[Dataset rows describing interfaces]
==*==

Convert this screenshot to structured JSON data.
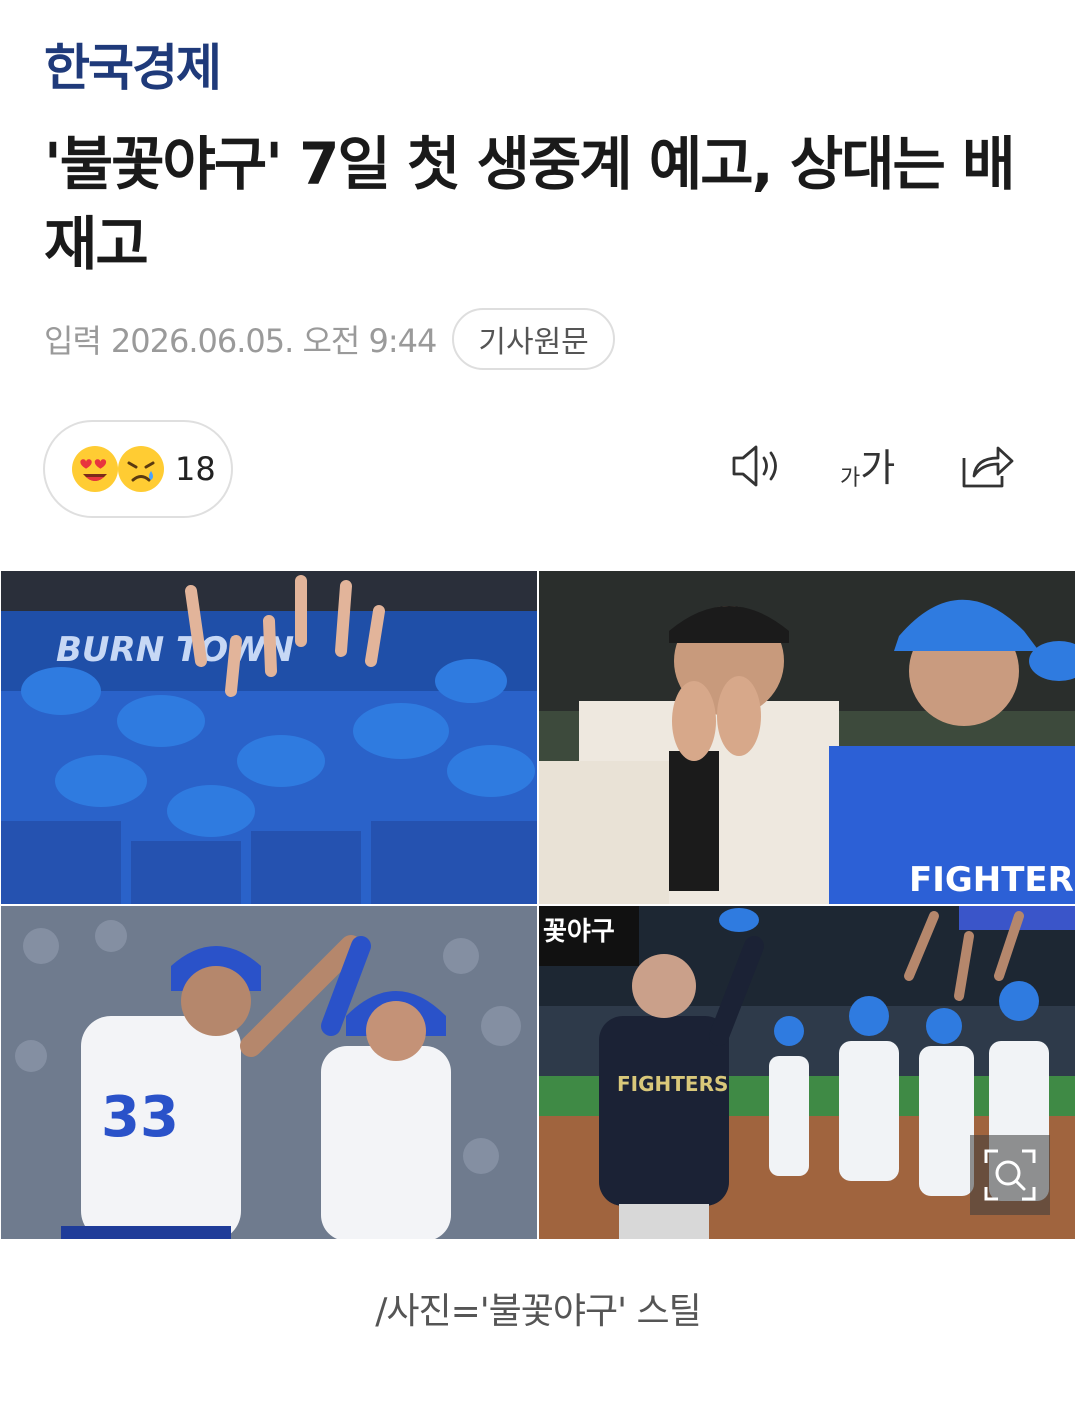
{
  "brand": {
    "name": "한국경제",
    "color": "#1f3a7a"
  },
  "article": {
    "title": "'불꽃야구' 7일 첫 생중계 예고, 상대는 배재고",
    "input_label": "입력",
    "date": "2026.06.05. 오전 9:44",
    "original_button": "기사원문"
  },
  "reactions": {
    "count": "18",
    "emojis": [
      "heart-eyes-emoji",
      "crying-emoji"
    ]
  },
  "toolbar": {
    "tts_icon": "speaker-icon",
    "font_small": "가",
    "font_big": "가",
    "share_icon": "share-icon"
  },
  "gallery": {
    "photos": [
      {
        "label": "burn-town-team-huddle"
      },
      {
        "label": "coach-high-five-fighters"
      },
      {
        "label": "batter-high-five-33"
      },
      {
        "label": "coach-waving-cap-stadium"
      }
    ],
    "banner_text": "BURN TOWN",
    "jersey_text": "FIGHTERS",
    "scoreboard_text": "꽃야구",
    "zoom_icon": "zoom-search-icon"
  },
  "caption": "/사진='불꽃야구' 스틸"
}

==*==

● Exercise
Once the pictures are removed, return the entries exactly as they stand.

● Written response
Convert this screenshot to structured JSON data.
{
  "brand": {
    "name": "한국경제",
    "color": "#1f3a7a"
  },
  "article": {
    "title": "'불꽃야구' 7일 첫 생중계 예고, 상대는 배재고",
    "input_label": "입력",
    "date": "2026.06.05. 오전 9:44",
    "original_button": "기사원문"
  },
  "reactions": {
    "count": "18",
    "emojis": [
      "heart-eyes-emoji",
      "crying-emoji"
    ]
  },
  "toolbar": {
    "tts_icon": "speaker-icon",
    "font_small": "가",
    "font_big": "가",
    "share_icon": "share-icon"
  },
  "gallery": {
    "photos": [
      {
        "label": "burn-town-team-huddle"
      },
      {
        "label": "coach-high-five-fighters"
      },
      {
        "label": "batter-high-five-33"
      },
      {
        "label": "coach-waving-cap-stadium"
      }
    ],
    "banner_text": "BURN TOWN",
    "jersey_text": "FIGHTERS",
    "scoreboard_text": "꽃야구",
    "zoom_icon": "zoom-search-icon"
  },
  "caption": "/사진='불꽃야구' 스틸"
}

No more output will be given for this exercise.